A case for the flat tax
Published: Wednesday, February 8, 2012
Updated: Wednesday, September 12, 2012 11:09
If we acknowledge the way we currently collect federal taxes as both inefficient and unfair, what can we do differently to correct it? The strength of a flat tax is in its simplicity. I don't need fancy jargon or a bunch of obscure numbers to explain it, nor do I need to go too far into a debate to convince a person with half a brain that it is fair to all Americans. It's a concept so easy and so fundamentally better than the current options that only politicians would be incompetent enough to not enact it.
A flat tax would simplify the system by narrowing the number of tax brackets to only one, or maybe even two, segments. Everyone within a bracket pays the same low rate often cited in the 10 to 20 percent range. The current progressive system is so broken that only half of Americans pay all the taxes collected. Since most college educated Americans fall in the upper half, this should come across to you as quite unfair. If we are all Americans or guests working in this country, is it not understandable that all of us with some type of income should pay a small percentage into the system for our mutual benefits and security?

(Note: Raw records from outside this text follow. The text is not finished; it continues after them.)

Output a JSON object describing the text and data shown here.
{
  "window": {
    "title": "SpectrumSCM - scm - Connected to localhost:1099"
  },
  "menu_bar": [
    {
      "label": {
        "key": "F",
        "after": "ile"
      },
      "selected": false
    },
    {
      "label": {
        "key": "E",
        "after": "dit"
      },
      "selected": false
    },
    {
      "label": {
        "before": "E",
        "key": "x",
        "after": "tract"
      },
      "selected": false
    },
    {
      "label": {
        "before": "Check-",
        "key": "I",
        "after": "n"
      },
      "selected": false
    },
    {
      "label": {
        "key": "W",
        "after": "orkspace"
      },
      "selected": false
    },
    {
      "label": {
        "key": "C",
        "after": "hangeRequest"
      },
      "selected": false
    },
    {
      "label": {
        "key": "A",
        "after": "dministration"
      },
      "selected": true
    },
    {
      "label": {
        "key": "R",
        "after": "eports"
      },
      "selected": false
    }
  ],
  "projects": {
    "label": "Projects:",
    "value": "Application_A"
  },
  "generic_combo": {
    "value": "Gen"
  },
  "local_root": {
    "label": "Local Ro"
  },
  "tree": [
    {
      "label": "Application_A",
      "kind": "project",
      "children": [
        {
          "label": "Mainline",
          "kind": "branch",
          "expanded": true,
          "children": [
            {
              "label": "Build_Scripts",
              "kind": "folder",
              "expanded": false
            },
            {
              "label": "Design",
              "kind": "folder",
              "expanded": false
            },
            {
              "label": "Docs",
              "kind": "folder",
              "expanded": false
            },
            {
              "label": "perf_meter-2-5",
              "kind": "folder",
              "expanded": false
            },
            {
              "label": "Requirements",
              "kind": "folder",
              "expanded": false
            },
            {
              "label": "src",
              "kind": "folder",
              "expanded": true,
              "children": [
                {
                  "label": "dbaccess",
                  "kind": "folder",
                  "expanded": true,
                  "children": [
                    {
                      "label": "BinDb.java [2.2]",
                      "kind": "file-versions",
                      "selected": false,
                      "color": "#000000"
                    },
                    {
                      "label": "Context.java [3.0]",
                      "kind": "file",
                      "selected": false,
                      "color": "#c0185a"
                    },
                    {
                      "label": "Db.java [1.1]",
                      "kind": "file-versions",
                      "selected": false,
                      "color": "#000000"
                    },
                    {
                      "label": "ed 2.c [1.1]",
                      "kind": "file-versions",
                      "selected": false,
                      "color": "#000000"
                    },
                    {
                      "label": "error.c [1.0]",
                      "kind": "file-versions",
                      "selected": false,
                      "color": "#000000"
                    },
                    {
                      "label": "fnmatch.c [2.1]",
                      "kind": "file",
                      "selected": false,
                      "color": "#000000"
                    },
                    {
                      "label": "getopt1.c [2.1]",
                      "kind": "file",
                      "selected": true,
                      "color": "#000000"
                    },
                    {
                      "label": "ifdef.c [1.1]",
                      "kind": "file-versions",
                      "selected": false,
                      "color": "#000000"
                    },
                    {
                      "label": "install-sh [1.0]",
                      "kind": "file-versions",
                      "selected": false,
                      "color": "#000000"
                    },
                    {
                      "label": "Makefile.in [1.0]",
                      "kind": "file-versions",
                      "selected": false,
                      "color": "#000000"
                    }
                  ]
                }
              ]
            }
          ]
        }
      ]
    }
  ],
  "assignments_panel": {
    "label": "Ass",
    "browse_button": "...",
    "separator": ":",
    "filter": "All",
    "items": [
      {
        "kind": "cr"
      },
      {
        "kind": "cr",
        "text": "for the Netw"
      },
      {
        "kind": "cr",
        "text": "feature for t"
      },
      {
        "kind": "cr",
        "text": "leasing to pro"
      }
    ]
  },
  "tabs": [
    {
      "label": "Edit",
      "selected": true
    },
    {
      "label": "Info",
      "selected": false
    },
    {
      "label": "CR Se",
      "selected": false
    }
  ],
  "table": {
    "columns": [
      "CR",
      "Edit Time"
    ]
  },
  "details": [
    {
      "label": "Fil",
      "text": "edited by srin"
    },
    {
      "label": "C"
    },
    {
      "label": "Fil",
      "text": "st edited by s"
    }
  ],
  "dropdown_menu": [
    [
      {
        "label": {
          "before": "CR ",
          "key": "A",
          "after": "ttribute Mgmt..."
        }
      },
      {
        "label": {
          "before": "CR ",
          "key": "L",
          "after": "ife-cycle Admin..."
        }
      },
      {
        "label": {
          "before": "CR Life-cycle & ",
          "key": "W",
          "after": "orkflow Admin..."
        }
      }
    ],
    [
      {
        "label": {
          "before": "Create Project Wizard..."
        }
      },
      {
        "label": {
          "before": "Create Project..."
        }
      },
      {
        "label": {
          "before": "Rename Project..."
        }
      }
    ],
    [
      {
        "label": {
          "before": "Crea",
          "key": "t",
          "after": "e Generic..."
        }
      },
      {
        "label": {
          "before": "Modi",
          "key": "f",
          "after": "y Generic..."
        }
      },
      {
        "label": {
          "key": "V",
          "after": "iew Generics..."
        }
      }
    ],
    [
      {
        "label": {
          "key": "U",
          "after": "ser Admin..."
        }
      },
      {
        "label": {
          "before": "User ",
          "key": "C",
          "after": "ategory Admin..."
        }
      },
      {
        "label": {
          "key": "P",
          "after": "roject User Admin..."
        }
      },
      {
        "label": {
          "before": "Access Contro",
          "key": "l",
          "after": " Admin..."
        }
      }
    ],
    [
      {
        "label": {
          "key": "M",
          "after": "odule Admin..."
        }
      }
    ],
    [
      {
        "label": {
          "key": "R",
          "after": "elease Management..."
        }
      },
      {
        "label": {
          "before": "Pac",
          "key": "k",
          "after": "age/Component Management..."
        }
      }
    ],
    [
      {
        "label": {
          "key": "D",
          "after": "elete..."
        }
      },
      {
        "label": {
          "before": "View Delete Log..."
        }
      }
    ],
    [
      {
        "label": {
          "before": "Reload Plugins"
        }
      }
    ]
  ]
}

Opponents claim this is some type of hypocrisy, raising taxes on millions of people when conservatives so often argue against such a measure. How is it hypocritical when these people don't pay into the system at all? How have they earned the benefits that citizenship and residency provide? Conservatives try to protect those who have paid their dues in a broken system, and by enacting a flat tax we return the power back to the people and take it away from the politicians in Washington, D.C.
By the same token, opponents bent on class warfare and ignorance claim the flat tax is a big tax cut for the wealthy, saying, "they are not going to be paying their fair share!" Fair should not be based on income brackets, but on the amount of physical dollars individuals have to pay in. That is why percentages are good, because a greater pool of taxable wealth means the physical dollar amount of the tax contribution grows. If Bill Gates and Joe Blow are both paying in 15 percent, Gates is obviously going to be paying in much more than Joe, but it is still fair to both. If Gates and Joe are 100 percent American, but Gates pays in 40 percent and Joe pays in zero percent, how is that justified? If Joe is poor and Gates wants to give him some of his wealth out of charity or create a job for him, there is nothing in the law saying he can't. In fact, we should have a system that encourages him to do just that.
The biggest misconception people have about government is that it's somehow a charity, that we can somehow correct societal wrongs through government. No, we correct societal wrongs by creating systems that reward good behavior on an individual level, not punishing success. Bill Gates can certainly do a lot more good in the world by giving money to the Gates Foundation than to the federal government. All of us can do a lot more for the world by keeping our money and giving it to charity or by buying useful products and services that keep people employed. A flat tax lets all of us keep more of our money and spend it how we like.
Tax evasion and fraud are big problems in today's progressive system. Legal loopholes are big paydays for those who can find them. We should ask the question, "why do people cheat?" People cheat because it is perceived as easier or more advantageous than being legitimate. That is what this current system has created — a culture of cheating. A flat tax will bring billions of dollars back into legitimate channels by closing all loopholes and exemptions, discouraging off-shore tax evasion and making people realize it's competitive and easier to keep their money in the States. Our broken tax code makes people hate dealing with tax filing; it has made many honest people seek ways to break the law to get an edge, and it is large factor in our uncompetitive business landscape and further decline in world history.
Simplifying the tax code will not only generate more tax revenue in the long term, but will create short-term taxpayer savings in numerous areas, most of all in the dreaded IRS. Which is better: keeping more of your hard-earned money up front or giving it to the government and hoping that you may get a refund later? These refunds aren't free to issue. IRS employees are paid by the tax payers to keep track of this mountain of data and federal mail is used to deliver these checks to you. This whole process runs in the billions of dollars every year, when we could see huge savings by not having to engage in it at all. Not to mention IRS agents, tax specialists and taxpayers alike will save with a simplified taxation process.
Businesses will be able to thrive better in an environment of simple taxation, generating more wealth for the U.S. and correcting our federal deficit. Opponents of the flat tax are right — a lower rate should bring in less tax revenue. However, a more competitive America that results from lower rates will offset all of the negatives and bring in more tax revenue than has ever been seen, all while putting the tax burden on Americans at an all-time low.
Occupy D.C. and pass a flat tax. We are the 100 percent.
Mark Easley is a senior computer science major. He can be contacted at firstname.lastname@example.org
The views expressed in this column are those of the author and not necessarily those of The Observer.